ST. LOUIS (KMOV.com) -- A college student who eluded police for years while racking up thousands of dollars on stolen credit card numbers has finally been stopped.
Investigators say he made the cards himself and applied real numbers to them to buy expensive electronics.
Federal agents say a former Purdue University engineering student eluded police for three years while hopscotching through the Midwest, buying up iPads at Wal-Marts throughout seven states then selling them for a profit on Ebay. Christopher Bitters, who went by the alias "Michael Murray," just pleaded guilty to the claims.
When Bitters bought six iPads from Wal-Marts in Chesterfield, Eureka and Wentzville -- all on the same day -- Wal-Mart security got suspicious and called police. It turns out, Bitters was committing federal crimes.
The feds found nearly 100 homemade credit cards, four fake i.d.s that Bitters made to match the credit cards, and pages upon pages of legitimate credit card account numbers.
"That could be your number," U.S. Secret Service Agent Christina Schmidt said. "He was essentially purchasing the numbers and the information to go with the numbers -- the name, the expiration date, the security code on the back -- from a website that was selling those numbers."
Federal agents caught Bitters in Missouri with evidence on him, but when they searched his West Lafayette, Indiana apartment, they found that Bitters had all of the equipment to carry on his operation. Investigators discovered thousands of plastic cards, machines to imprint the account numbers onto the cards, even holograms they say he bought from a company out of Japan.

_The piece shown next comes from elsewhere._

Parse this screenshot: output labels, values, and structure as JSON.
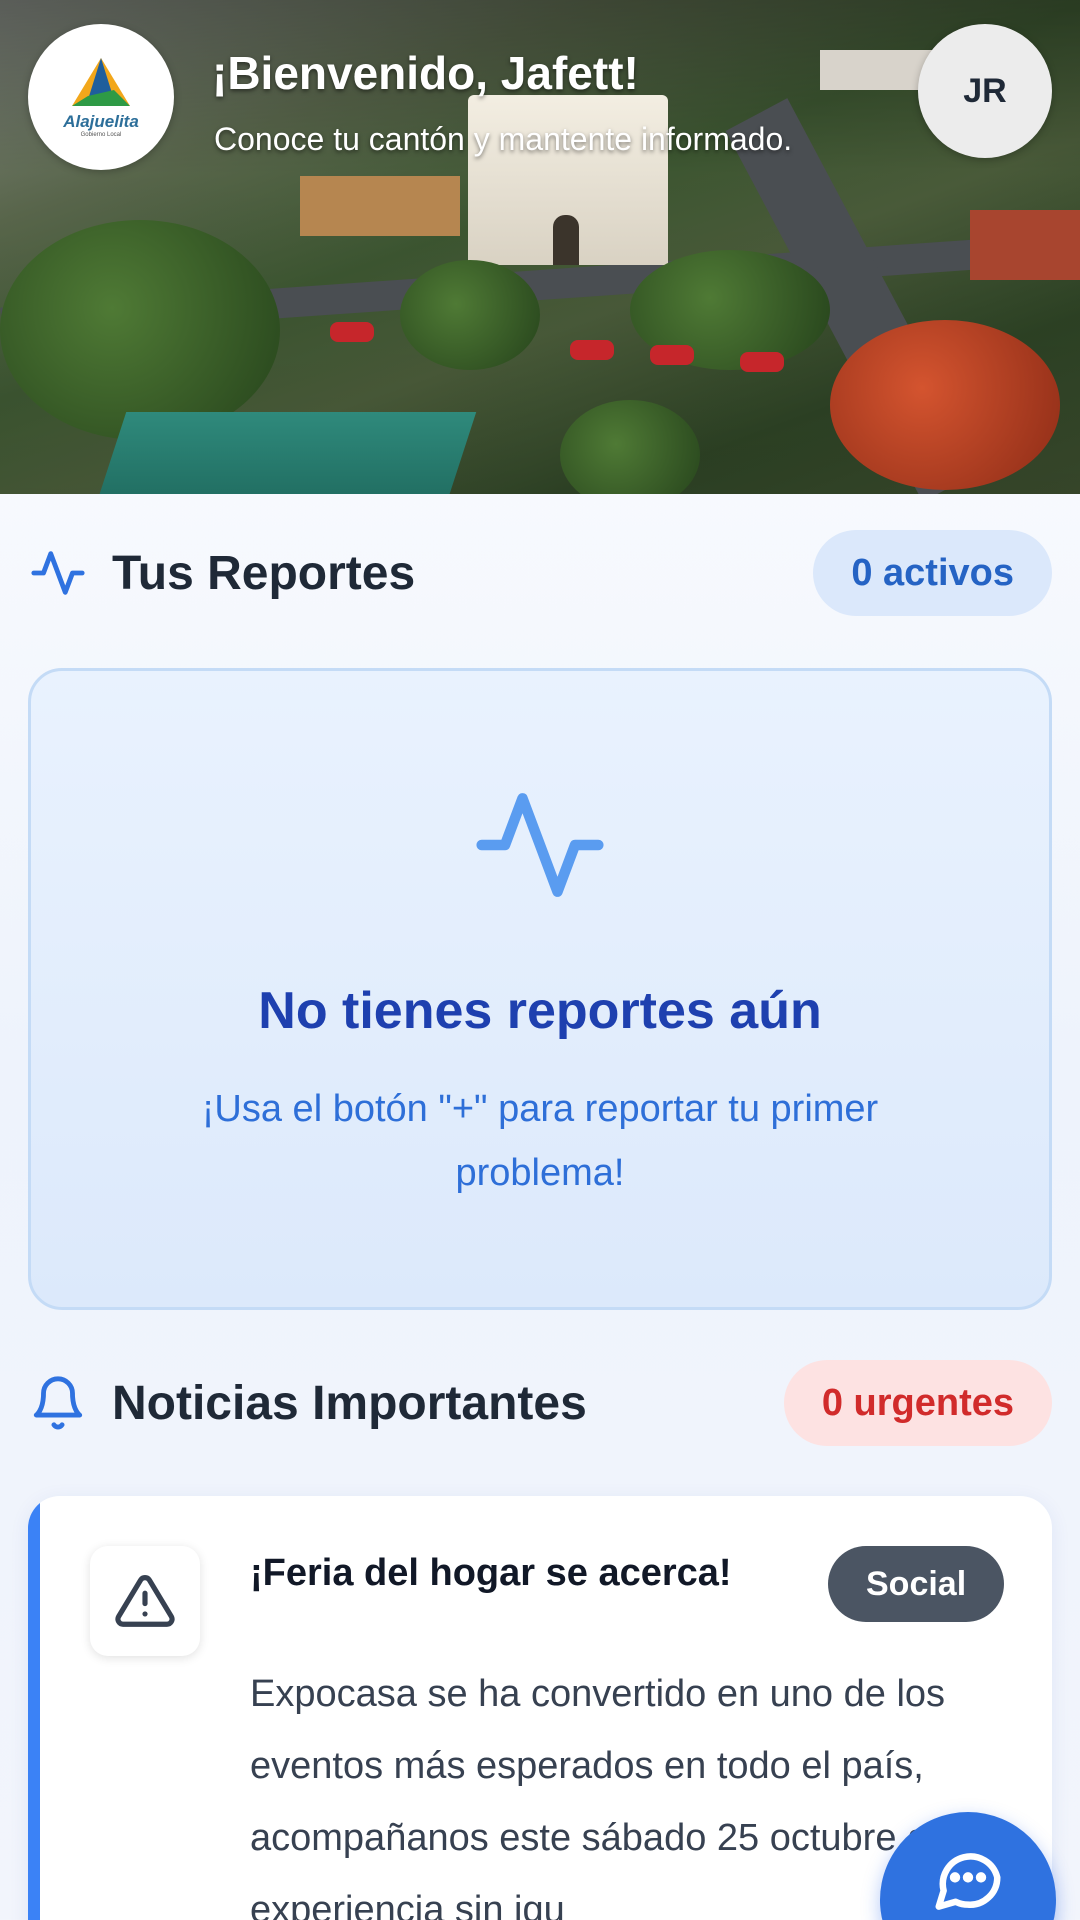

The Secret Service says hackers who breach big banks and credit card companies sell your information to people like Bitters.

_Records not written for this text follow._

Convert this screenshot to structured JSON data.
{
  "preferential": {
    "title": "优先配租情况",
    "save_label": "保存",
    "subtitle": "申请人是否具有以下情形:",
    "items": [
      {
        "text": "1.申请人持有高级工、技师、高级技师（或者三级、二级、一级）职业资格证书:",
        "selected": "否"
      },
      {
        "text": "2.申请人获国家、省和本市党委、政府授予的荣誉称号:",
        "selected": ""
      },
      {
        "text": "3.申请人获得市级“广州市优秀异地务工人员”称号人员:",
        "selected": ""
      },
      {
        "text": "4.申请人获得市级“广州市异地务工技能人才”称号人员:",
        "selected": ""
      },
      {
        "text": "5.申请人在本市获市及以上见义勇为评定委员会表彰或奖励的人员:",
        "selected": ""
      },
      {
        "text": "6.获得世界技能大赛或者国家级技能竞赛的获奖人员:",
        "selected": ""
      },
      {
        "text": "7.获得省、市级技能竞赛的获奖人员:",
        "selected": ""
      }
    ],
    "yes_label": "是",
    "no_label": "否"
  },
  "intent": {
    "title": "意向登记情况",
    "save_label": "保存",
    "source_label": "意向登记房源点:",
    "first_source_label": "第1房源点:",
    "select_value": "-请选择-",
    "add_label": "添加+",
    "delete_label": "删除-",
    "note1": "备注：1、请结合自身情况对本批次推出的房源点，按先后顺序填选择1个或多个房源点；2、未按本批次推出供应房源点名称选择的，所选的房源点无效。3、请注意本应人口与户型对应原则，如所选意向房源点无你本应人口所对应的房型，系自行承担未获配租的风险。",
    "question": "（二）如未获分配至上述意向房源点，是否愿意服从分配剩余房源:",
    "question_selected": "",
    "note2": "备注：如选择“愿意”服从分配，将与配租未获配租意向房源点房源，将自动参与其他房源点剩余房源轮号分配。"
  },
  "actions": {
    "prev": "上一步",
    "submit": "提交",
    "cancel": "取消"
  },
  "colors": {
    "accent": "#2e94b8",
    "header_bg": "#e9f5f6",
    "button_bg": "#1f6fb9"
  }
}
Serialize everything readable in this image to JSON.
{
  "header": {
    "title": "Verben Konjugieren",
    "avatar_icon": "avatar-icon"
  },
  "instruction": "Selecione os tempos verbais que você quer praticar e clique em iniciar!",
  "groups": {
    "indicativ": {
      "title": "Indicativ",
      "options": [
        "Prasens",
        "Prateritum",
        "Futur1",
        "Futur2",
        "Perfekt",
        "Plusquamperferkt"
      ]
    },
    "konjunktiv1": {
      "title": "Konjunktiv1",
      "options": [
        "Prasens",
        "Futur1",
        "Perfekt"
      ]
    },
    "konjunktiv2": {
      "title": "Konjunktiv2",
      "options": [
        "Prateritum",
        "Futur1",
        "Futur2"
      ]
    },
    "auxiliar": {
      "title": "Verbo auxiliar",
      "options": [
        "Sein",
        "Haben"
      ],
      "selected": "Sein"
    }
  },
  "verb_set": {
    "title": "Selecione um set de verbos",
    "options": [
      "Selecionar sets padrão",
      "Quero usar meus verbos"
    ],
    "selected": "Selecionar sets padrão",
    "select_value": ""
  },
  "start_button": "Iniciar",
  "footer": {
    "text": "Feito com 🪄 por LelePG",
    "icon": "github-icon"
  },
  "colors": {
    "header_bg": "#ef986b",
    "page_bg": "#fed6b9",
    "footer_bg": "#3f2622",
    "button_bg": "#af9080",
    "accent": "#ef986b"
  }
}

"Unfortunately you may not know that until you get your statement or look online, that's why we advocate that you check your credit card accounts often," Schmidt said.

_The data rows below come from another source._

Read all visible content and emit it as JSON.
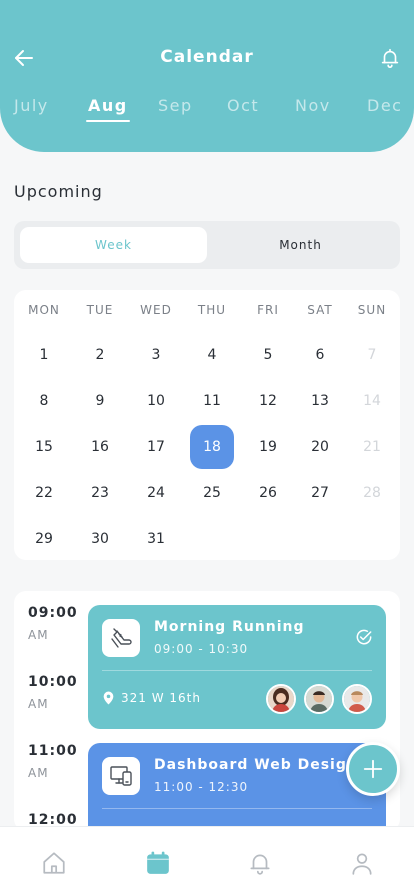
{
  "header": {
    "title": "Calendar",
    "months": [
      "July",
      "Aug",
      "Sep",
      "Oct",
      "Nov",
      "Dec"
    ],
    "active_month": "Aug",
    "back_icon": "arrow-left-icon",
    "bell_icon": "bell-icon"
  },
  "section_title": "Upcoming",
  "toggle": {
    "week": "Week",
    "month": "Month",
    "selected": "Week"
  },
  "calendar": {
    "weekdays": [
      "MON",
      "TUE",
      "WED",
      "THU",
      "FRI",
      "SAT",
      "SUN"
    ],
    "weeks": [
      [
        "1",
        "2",
        "3",
        "4",
        "5",
        "6",
        "7"
      ],
      [
        "8",
        "9",
        "10",
        "11",
        "12",
        "13",
        "14"
      ],
      [
        "15",
        "16",
        "17",
        "18",
        "19",
        "20",
        "21"
      ],
      [
        "22",
        "23",
        "24",
        "25",
        "26",
        "27",
        "28"
      ],
      [
        "29",
        "30",
        "31",
        "",
        "",
        "",
        ""
      ]
    ],
    "selected_day": "18"
  },
  "agenda": {
    "times": [
      {
        "time": "09:00",
        "period": "AM"
      },
      {
        "time": "10:00",
        "period": "AM"
      },
      {
        "time": "11:00",
        "period": "AM"
      },
      {
        "time": "12:00",
        "period": ""
      }
    ],
    "events": [
      {
        "title": "Morning Running",
        "time": "09:00 - 10:30",
        "location": "321 W 16th",
        "color": "#6cc5cc",
        "icon": "running-shoe-icon"
      },
      {
        "title": "Dashboard Web Design",
        "time": "11:00 - 12:30",
        "color": "#5b93e6",
        "icon": "devices-icon"
      }
    ]
  },
  "colors": {
    "accent": "#6cc5cc",
    "selected_day": "#5b93e6",
    "event_blue": "#5b93e6"
  },
  "nav": [
    "home-icon",
    "calendar-icon",
    "bell-icon",
    "profile-icon"
  ],
  "nav_active": "calendar-icon"
}
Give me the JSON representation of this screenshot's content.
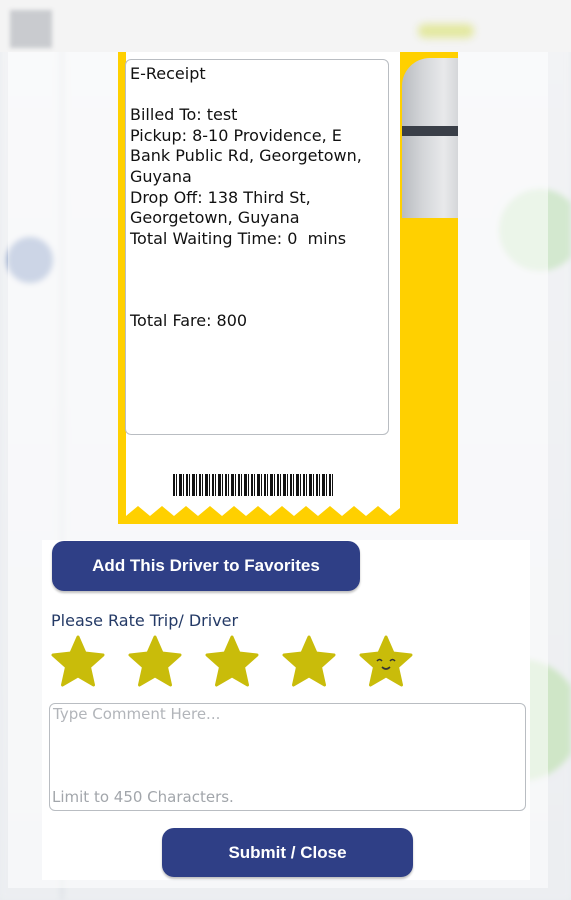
{
  "receipt": {
    "title": "E-Receipt",
    "billed_to": "Billed To: test",
    "pickup": "Pickup: 8-10 Providence, E Bank Public Rd, Georgetown, Guyana",
    "drop_off": "Drop Off: 138 Third St, Georgetown, Guyana",
    "waiting_time": "Total Waiting Time: 0  mins",
    "total_fare": "Total Fare: 800"
  },
  "favorites_button": "Add This Driver to Favorites",
  "rating": {
    "label": "Please Rate Trip/ Driver",
    "value": 5,
    "max": 5,
    "star_color": "#c9bc0a"
  },
  "comment": {
    "placeholder": "Type Comment Here...",
    "limit_hint": "Limit to 450 Characters."
  },
  "submit_button": "Submit / Close",
  "colors": {
    "button": "#2f3f86",
    "receipt_frame": "#ffd000",
    "label_text": "#243a66"
  }
}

The Secret Service warns that while your bank will likely absorb your loss, ultimately the crime affects you through higher bank fees.